Element data from apps and pages
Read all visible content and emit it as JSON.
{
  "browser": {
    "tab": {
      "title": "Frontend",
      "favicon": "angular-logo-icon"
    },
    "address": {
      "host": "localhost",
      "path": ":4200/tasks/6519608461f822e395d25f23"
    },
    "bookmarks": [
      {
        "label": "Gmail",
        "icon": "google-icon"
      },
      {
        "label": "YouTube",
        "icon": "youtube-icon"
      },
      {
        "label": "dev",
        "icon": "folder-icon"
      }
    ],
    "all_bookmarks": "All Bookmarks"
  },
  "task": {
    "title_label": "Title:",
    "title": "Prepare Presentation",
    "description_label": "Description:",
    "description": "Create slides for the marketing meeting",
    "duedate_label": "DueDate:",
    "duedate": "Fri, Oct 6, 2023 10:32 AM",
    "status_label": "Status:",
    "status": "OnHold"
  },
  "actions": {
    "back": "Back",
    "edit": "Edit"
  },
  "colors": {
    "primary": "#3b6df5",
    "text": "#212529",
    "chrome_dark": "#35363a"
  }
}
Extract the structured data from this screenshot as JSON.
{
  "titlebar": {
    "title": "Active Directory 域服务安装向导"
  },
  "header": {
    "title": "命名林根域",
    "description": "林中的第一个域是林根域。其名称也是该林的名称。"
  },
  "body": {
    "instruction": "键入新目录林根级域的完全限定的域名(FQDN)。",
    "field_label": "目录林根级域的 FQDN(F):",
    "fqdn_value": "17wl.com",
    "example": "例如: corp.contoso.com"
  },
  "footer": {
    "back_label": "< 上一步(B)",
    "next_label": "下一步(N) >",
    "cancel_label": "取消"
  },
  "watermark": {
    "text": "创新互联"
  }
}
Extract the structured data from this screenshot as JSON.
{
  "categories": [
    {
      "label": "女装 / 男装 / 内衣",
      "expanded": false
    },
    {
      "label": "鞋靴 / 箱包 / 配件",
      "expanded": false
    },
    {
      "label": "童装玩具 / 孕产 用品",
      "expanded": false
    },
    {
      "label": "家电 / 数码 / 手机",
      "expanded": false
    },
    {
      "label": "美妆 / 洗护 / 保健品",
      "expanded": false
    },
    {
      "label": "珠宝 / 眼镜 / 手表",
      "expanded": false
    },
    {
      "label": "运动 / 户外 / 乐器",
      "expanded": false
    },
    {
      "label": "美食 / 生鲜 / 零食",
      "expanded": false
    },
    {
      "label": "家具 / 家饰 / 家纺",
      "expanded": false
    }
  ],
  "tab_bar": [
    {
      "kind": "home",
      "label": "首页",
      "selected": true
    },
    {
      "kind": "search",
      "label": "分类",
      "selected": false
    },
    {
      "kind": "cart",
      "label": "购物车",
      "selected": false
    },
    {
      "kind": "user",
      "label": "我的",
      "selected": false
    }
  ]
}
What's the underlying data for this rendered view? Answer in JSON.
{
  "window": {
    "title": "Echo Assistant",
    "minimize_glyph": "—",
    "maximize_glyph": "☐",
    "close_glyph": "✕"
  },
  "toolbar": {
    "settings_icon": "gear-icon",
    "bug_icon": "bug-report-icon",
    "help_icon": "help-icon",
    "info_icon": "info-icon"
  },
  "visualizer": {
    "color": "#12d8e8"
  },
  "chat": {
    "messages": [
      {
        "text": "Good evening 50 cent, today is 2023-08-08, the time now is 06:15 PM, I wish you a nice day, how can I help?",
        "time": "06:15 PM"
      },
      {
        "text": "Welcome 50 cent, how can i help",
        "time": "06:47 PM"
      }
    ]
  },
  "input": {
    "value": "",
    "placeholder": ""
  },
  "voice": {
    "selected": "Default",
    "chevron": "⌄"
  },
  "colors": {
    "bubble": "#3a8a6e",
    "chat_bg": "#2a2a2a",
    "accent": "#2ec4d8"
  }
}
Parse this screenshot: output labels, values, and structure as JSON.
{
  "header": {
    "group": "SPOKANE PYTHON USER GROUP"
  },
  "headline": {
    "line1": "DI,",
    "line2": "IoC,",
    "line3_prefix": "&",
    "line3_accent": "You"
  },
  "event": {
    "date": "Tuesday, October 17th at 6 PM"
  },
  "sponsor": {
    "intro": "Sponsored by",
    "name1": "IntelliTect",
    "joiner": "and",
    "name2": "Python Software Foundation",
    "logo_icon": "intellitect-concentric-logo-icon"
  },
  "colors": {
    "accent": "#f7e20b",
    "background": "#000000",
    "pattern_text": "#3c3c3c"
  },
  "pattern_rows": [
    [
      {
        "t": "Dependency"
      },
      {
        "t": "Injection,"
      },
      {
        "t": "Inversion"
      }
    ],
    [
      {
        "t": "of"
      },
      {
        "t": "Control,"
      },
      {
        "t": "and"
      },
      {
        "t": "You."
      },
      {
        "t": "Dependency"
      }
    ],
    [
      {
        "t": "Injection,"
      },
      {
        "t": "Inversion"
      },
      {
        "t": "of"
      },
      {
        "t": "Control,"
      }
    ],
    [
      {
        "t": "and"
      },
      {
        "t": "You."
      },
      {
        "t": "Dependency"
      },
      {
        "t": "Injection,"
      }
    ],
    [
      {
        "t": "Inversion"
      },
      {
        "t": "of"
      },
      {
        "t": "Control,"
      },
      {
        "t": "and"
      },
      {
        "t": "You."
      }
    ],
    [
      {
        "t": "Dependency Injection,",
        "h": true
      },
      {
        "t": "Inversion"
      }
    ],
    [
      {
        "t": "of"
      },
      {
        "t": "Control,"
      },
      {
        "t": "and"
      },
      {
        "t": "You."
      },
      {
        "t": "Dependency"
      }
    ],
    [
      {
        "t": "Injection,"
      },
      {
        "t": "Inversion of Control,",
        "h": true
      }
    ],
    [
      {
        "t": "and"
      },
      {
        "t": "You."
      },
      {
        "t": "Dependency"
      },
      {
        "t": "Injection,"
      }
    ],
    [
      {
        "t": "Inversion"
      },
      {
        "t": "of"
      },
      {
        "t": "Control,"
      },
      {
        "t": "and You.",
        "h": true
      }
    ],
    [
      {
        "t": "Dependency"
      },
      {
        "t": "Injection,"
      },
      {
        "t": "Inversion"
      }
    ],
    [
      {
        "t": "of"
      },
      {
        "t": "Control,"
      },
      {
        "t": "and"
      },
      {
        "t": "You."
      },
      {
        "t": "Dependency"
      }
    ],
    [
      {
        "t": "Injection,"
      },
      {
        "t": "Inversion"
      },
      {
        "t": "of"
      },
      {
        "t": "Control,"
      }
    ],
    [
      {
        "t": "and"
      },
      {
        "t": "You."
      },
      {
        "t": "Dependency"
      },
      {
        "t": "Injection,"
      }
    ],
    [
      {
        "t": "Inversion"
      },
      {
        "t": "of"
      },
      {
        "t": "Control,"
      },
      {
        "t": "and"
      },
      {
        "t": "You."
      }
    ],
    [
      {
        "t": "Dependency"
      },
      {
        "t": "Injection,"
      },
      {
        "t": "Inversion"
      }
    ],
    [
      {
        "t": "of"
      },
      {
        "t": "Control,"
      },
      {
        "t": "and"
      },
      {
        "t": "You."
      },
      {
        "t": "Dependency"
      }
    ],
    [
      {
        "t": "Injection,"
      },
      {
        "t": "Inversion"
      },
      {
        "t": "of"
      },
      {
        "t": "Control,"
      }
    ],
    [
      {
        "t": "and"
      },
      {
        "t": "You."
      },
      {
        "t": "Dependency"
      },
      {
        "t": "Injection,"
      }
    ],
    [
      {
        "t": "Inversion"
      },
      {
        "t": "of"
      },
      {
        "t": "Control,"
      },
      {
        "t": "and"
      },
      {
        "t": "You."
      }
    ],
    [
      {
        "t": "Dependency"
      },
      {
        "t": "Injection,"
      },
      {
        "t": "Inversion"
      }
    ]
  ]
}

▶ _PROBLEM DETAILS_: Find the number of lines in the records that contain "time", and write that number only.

▶ _RESULT OF THIS EXERCISE_: 3